I have questions about bullet physics brought up by the HAT bullet test thread by Goodgrouper. I did not want to ask these ?'s on that thread for fear of being misunderstood in my intentions. My ? is in no way directed towards GG's testing.
What I want to know is, what is the rate of decline for the bullet spin as it travels down range? I have never heard that a bullet has to start off w/ enough rpm's in order to have enough down range to remain stable.
Does rpm slow down at the same rate that velocity slows down? The only info that I know of is that it takes a certain bullet stabilization factor, depending on the length of the bullet. That it takes less stabilization for longer ranges, but that a bullet w/ proper stabilization for 500yrds and beyond will not function well for hunting under 500yrds. The longer the bullet gets the more critical this becomes because of the issue of tumbling on impact. In my simple mind, the more spin the better. I know this doesn't work, but it seems that way. I know some bullets will come apart due to centrifugal force if over ratated.
I am getting a little long winded for a short question. How much rpm is lost per yard down range?
What I've heard is that rpms don't drop much with distance. There's not much to slow down the spin other than the roughness of rifling engraved on the bullet. Would seem to be a pretty hard number to measure. But guess you could use a high speed camera.
I'm thinking it's important to get the needed rpm out the muzzle. When the speed has dropped to half muzzle velocity, the rpm is probably much above half. That's my thought anyway.
Last edited by Varminator 911; 08-09-2008 at 12:14 PM.

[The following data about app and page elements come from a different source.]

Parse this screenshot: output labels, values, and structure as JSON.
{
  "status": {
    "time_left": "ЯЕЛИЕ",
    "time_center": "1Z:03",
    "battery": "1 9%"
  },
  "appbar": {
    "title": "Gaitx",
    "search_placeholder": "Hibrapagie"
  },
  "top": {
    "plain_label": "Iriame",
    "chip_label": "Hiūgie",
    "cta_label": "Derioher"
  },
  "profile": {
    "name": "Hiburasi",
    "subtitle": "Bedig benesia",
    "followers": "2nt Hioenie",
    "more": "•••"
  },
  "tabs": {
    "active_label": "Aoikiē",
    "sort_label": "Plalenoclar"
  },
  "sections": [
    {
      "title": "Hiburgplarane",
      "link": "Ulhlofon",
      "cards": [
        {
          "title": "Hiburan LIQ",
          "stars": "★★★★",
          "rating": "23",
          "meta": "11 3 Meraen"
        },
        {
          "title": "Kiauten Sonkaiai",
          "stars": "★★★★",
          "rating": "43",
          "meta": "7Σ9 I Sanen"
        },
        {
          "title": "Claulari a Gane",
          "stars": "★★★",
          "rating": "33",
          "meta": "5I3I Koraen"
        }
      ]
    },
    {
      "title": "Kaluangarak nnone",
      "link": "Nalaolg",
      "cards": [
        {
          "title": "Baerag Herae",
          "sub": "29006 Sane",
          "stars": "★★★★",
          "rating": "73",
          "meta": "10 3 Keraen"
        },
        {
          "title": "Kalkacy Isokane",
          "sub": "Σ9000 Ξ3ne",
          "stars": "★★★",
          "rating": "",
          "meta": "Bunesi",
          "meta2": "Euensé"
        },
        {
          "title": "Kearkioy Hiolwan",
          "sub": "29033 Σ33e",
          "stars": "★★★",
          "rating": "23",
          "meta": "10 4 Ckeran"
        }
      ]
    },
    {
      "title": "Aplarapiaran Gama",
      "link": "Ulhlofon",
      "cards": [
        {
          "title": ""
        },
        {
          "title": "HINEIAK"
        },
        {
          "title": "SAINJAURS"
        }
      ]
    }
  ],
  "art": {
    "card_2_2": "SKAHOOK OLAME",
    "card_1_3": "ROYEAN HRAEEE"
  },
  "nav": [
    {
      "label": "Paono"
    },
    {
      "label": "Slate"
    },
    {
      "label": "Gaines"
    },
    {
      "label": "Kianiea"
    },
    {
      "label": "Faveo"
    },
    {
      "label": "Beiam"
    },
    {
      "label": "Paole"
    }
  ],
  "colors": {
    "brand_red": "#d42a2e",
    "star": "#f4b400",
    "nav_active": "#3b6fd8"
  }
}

My take from reading the discussion AJ posted is that most believe that spin slows very very little with distance. This is probably especially true for a long streamlined bullet like the HAT. But there were no absolute numbers given probably because they would be very hard to obtain and aren't significant enough to affect anything. My take is that the decay in rpm over 1000 yds is probably less than 1 percent and certainly much less than the loss in velocity.
You need to read the discussion AJ posted. Because the forward speed decays much faster than the spin, as the bullet travels away from the muzzle, the bullet will spin increasingly faster than 1 revolution per 10 inches. The rpm stays nearly unchanged while the forward speed rapidly decreases.
Pretty simple really, but not important.
With regards to bullet testing, it is important that the necessary spin be imparted at the muzzle. Spin is a combination of twist and muzzle velocity. You need an adequate mix of both to stabilize the bullet. The bullet remains stable downrange because the rpm remain virtually unchanged as the velocity decreases.